# Action item:
Where in the records does the word "your" occur? Copy each line in which it does.

# Data shown:

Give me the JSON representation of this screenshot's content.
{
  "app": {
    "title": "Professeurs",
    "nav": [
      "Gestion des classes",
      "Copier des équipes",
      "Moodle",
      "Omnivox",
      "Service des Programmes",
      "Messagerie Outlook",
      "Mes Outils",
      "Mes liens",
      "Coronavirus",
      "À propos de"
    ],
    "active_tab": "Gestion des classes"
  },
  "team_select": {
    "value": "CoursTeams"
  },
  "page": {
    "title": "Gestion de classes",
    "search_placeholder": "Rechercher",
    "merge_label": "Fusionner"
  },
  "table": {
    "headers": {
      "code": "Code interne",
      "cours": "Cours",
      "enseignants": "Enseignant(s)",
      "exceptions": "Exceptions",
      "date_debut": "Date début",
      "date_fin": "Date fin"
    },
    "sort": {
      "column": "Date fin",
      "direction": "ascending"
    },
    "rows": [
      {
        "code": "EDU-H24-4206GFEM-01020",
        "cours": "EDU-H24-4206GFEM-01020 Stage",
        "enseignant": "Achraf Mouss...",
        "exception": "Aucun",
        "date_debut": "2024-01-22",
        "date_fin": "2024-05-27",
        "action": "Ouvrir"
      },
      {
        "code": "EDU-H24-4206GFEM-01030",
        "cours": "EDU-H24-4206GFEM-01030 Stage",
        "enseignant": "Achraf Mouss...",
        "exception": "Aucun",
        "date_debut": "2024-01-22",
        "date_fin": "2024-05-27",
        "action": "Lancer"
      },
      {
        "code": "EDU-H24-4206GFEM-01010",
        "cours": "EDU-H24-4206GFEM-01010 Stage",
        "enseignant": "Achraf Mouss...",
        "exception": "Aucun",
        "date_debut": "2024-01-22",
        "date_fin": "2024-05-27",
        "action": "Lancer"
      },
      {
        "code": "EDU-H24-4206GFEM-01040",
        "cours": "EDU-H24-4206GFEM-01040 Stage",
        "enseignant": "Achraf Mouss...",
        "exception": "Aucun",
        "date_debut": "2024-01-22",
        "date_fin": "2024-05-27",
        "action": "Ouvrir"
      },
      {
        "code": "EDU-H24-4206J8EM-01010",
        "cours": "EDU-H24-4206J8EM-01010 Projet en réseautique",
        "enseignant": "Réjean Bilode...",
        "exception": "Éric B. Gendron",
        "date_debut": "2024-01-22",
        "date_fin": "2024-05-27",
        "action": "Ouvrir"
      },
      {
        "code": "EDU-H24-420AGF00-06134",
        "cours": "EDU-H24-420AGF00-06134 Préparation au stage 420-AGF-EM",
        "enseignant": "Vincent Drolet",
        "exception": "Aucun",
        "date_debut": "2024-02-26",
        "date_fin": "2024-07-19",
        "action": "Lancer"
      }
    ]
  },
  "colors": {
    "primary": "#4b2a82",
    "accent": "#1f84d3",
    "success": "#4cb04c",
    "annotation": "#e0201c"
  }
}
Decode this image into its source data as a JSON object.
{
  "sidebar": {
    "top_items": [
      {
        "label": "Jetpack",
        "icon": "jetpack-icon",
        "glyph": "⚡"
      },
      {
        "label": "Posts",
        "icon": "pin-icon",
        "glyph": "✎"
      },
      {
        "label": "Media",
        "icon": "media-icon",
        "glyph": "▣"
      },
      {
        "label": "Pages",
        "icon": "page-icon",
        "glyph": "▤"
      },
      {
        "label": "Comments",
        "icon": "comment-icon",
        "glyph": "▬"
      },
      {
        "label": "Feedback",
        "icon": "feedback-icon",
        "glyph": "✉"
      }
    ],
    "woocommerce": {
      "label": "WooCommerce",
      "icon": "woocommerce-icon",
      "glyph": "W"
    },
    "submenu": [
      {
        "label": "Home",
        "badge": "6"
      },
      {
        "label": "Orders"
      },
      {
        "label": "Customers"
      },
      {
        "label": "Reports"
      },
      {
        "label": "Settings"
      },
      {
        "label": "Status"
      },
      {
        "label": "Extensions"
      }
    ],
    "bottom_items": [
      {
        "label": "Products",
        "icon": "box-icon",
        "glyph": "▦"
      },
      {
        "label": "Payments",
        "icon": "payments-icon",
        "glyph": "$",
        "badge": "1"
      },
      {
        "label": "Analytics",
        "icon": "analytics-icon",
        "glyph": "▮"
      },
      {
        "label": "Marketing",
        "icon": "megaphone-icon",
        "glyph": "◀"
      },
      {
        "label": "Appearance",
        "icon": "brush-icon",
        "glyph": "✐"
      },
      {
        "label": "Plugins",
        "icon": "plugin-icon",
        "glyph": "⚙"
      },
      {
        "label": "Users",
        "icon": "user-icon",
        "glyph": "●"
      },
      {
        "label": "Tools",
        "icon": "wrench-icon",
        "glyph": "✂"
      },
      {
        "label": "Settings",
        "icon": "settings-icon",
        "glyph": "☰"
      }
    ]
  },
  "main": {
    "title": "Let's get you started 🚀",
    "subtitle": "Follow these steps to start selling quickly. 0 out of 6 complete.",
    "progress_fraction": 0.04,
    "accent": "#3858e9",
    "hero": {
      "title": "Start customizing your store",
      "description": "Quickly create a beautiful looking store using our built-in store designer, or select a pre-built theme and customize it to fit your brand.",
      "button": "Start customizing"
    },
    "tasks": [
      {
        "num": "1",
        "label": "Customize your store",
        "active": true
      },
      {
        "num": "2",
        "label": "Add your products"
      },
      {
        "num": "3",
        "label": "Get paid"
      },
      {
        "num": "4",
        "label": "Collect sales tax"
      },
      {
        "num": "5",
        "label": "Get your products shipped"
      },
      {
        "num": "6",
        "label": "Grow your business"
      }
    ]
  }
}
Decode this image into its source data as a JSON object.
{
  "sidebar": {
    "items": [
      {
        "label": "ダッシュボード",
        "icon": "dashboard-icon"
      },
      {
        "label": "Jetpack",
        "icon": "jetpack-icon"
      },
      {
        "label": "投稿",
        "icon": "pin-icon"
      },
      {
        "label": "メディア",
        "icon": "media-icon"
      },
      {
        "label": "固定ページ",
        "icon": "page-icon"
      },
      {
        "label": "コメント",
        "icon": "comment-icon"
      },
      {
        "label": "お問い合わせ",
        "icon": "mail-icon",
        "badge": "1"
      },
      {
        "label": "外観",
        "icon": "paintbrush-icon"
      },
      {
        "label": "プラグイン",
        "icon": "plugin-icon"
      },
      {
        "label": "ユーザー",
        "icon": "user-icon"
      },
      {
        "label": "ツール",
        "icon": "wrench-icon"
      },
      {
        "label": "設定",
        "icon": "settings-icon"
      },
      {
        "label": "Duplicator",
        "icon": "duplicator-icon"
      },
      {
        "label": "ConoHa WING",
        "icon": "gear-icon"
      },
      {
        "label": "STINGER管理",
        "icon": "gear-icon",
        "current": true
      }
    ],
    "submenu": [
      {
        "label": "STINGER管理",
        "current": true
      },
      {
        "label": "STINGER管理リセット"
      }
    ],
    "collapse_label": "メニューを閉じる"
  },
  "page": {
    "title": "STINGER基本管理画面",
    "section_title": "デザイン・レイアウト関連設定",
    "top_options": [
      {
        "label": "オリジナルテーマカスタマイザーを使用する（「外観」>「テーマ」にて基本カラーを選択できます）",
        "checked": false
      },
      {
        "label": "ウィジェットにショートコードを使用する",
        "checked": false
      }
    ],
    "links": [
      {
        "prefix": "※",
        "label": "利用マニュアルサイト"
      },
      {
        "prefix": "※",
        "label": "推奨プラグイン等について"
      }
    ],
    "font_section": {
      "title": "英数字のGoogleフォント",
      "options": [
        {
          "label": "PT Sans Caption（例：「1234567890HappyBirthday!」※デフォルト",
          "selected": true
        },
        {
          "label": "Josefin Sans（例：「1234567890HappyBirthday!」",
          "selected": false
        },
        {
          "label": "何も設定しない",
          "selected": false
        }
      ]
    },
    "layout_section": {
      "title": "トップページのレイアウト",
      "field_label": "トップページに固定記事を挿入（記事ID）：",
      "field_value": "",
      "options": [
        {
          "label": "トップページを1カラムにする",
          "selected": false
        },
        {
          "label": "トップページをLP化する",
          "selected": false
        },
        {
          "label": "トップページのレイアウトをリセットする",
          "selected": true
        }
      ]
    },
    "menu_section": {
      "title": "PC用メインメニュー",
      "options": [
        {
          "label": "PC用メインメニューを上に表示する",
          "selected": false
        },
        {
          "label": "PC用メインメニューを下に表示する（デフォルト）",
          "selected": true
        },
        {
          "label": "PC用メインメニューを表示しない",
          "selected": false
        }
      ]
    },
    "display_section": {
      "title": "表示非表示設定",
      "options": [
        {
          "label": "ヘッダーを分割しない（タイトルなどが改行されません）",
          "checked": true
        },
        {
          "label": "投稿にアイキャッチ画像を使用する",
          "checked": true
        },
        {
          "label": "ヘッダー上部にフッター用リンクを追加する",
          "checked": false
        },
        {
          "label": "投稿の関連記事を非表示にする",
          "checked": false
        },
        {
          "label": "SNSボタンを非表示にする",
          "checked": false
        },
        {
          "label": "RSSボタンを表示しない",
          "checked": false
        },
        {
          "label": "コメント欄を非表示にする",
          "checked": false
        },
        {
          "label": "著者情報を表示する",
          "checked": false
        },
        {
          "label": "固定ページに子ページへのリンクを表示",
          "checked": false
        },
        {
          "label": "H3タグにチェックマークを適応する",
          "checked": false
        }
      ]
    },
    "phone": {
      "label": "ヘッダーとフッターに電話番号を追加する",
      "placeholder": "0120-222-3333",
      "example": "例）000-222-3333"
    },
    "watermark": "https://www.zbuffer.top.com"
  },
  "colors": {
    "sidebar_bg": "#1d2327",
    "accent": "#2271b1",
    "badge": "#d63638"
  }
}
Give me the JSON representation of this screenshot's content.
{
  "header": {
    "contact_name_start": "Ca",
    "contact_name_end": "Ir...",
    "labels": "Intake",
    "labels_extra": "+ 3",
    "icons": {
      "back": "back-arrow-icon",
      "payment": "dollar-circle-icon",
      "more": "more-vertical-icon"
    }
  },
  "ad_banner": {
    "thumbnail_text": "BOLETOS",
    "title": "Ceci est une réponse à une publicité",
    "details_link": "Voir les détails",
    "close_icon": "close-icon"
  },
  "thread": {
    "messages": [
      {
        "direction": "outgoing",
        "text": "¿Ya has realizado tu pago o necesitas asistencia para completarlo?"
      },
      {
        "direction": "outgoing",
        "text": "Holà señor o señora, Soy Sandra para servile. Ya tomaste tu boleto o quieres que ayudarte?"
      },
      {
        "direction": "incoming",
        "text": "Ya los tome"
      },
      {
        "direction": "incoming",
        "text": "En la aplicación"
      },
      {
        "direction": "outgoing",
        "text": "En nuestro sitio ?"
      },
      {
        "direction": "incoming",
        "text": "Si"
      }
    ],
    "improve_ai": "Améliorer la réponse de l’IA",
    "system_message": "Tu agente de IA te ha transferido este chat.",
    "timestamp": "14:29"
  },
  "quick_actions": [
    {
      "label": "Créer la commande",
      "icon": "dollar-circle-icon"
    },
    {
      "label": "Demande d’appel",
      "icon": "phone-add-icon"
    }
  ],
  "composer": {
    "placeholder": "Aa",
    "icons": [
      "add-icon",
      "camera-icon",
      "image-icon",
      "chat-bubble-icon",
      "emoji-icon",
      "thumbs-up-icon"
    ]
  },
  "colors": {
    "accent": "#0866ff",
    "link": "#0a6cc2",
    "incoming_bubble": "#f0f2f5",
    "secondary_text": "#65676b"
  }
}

# Solution for this exercise:
      "title": "Start customizing your store",
      "description": "Quickly create a beautiful looking store using our built-in store designer, or select a pre-built theme and customize it to fit your brand.",
        "label": "Customize your store",
        "label": "Add your products"
        "label": "Get your products shipped"
        "label": "Grow your business"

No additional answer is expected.